● Task description
In the listing below, locate the lines bearing the word "letter". Copy every one of them.

● Input records
════

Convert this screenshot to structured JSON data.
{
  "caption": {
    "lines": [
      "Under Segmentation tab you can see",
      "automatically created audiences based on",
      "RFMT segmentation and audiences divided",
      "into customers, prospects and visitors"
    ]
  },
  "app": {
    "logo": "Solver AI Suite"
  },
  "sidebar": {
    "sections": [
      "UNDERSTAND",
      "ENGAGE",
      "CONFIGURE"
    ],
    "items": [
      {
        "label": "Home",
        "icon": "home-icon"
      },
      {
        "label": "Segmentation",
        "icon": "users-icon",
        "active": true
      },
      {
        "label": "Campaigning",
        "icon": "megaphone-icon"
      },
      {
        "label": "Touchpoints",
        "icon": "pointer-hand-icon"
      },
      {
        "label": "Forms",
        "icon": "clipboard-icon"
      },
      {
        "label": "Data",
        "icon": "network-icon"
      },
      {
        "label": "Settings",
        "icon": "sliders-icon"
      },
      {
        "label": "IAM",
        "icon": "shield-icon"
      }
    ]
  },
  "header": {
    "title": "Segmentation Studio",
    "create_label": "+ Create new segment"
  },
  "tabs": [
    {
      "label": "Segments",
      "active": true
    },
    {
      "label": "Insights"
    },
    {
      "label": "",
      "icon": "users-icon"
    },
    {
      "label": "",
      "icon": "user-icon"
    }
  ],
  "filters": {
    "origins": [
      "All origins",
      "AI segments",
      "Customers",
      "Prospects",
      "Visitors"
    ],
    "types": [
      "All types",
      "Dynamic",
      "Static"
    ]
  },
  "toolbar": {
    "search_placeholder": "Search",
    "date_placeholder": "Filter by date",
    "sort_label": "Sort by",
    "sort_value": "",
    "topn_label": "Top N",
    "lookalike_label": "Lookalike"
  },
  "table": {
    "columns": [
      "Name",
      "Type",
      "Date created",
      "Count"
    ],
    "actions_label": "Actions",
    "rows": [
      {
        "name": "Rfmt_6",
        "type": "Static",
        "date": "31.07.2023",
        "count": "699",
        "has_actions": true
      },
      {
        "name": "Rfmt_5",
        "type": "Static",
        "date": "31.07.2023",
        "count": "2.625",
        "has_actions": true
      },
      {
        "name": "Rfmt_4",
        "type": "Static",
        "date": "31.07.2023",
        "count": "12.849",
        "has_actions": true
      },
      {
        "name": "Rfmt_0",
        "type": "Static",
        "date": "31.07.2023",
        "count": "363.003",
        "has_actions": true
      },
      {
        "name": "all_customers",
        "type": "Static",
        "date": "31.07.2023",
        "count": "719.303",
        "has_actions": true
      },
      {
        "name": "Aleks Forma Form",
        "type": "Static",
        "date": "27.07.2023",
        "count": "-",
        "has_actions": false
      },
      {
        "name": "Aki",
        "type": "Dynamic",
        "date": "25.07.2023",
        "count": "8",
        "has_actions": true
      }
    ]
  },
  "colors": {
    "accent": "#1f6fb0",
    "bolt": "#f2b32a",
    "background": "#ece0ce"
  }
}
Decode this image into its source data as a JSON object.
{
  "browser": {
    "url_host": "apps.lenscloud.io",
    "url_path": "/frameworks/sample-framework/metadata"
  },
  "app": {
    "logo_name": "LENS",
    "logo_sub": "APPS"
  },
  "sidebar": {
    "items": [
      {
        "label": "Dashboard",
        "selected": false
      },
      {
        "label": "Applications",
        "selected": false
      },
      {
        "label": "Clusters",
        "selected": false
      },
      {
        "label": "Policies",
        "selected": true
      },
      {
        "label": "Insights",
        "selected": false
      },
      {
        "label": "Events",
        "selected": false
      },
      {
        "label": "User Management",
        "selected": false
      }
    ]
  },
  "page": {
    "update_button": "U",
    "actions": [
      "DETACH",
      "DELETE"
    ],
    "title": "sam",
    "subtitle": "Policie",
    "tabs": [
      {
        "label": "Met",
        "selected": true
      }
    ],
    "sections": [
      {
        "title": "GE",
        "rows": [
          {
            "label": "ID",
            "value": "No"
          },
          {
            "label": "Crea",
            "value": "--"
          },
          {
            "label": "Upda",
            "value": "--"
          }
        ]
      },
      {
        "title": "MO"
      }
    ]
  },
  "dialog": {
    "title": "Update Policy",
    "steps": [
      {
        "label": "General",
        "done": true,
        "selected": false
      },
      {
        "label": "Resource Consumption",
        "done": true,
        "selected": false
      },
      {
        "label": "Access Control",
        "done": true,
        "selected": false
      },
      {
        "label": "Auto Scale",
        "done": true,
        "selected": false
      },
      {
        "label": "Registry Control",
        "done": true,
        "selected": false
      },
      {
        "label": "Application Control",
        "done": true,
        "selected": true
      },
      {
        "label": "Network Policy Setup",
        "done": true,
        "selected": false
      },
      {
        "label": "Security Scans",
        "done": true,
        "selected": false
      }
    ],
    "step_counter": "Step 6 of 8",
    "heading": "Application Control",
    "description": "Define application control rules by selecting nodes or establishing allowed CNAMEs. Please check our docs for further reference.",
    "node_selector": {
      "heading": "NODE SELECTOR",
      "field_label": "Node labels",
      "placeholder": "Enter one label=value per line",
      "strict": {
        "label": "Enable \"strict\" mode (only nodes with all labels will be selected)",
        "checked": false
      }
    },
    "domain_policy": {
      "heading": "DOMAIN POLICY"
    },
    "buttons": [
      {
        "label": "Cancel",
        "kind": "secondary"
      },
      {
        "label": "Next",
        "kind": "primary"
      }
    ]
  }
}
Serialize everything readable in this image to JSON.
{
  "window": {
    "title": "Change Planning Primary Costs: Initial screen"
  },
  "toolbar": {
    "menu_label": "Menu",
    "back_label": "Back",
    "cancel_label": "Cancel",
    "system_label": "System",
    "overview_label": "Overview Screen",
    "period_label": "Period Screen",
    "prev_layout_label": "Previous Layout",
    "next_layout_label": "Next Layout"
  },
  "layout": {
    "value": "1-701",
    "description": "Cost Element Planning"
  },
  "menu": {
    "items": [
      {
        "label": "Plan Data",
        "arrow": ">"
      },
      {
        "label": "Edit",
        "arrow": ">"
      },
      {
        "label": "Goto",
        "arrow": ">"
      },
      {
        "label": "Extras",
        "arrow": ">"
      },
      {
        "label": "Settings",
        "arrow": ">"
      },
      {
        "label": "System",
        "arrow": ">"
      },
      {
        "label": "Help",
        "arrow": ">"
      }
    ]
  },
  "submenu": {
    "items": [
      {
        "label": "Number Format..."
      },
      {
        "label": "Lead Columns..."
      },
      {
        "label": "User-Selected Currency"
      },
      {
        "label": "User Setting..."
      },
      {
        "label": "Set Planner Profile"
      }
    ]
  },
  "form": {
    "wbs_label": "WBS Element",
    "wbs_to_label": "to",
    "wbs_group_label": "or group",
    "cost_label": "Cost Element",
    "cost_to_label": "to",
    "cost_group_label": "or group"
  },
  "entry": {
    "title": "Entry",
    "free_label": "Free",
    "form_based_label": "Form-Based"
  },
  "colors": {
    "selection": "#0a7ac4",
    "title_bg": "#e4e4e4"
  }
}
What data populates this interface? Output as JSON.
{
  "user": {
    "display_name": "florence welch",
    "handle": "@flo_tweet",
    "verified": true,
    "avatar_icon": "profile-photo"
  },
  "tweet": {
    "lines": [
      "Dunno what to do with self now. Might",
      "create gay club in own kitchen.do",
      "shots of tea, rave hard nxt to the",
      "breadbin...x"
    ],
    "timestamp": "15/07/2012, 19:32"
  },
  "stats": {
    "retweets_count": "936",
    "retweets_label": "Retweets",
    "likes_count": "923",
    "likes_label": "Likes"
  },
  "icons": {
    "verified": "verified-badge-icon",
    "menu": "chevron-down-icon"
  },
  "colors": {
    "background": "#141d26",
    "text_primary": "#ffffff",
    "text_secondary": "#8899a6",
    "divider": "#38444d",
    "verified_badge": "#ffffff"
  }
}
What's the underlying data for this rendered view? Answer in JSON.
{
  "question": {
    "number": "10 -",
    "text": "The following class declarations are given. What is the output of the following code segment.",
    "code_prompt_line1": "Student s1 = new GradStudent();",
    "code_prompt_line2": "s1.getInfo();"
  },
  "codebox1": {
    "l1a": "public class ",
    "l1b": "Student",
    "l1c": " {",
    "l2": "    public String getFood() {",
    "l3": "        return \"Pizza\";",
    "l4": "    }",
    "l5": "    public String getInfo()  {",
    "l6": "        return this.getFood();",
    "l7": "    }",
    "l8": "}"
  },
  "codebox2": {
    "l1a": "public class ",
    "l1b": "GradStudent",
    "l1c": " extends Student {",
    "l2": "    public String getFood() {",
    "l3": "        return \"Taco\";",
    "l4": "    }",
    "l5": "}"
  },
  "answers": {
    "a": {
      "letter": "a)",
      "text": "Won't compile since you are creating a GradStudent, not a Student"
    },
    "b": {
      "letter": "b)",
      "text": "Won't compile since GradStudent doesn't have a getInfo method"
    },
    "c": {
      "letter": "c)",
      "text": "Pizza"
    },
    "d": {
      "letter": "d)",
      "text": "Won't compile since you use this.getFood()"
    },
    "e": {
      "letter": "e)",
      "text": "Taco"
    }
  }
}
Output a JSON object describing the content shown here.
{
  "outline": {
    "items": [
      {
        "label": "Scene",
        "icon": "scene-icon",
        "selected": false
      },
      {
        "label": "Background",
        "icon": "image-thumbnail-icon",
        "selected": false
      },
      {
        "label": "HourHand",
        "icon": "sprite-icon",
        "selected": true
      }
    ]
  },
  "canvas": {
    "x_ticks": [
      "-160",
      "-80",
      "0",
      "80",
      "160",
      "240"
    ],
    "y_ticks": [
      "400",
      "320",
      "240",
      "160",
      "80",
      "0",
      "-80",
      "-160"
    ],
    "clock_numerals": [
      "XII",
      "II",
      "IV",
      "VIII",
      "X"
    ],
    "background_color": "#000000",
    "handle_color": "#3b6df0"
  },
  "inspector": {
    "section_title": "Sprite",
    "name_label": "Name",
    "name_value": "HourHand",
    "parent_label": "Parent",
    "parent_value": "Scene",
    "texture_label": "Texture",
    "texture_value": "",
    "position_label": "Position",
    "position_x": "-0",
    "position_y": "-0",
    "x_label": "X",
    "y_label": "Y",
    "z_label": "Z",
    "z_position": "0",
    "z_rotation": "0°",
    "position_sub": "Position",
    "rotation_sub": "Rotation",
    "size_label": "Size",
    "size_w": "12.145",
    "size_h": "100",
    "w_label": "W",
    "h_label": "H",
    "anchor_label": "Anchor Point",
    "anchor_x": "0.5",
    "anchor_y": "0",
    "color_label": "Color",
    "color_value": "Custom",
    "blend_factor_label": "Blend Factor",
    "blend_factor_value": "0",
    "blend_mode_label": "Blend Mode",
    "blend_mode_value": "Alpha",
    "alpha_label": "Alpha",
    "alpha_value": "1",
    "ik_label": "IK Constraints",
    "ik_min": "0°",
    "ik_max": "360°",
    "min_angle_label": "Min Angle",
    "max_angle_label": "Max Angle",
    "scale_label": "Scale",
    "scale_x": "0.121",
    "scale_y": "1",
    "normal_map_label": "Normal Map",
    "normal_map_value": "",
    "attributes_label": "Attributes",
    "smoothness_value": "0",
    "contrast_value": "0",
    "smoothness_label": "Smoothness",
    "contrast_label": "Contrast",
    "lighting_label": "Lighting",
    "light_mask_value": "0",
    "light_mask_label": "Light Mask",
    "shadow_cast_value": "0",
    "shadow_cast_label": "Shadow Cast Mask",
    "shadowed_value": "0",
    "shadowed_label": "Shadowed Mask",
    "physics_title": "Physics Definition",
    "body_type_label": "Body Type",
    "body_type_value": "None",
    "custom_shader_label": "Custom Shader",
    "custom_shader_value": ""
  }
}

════

● Completed exercise
      "letter": "a)",
      "letter": "b)",
      "letter": "c)",
      "letter": "d)",
      "letter": "e)",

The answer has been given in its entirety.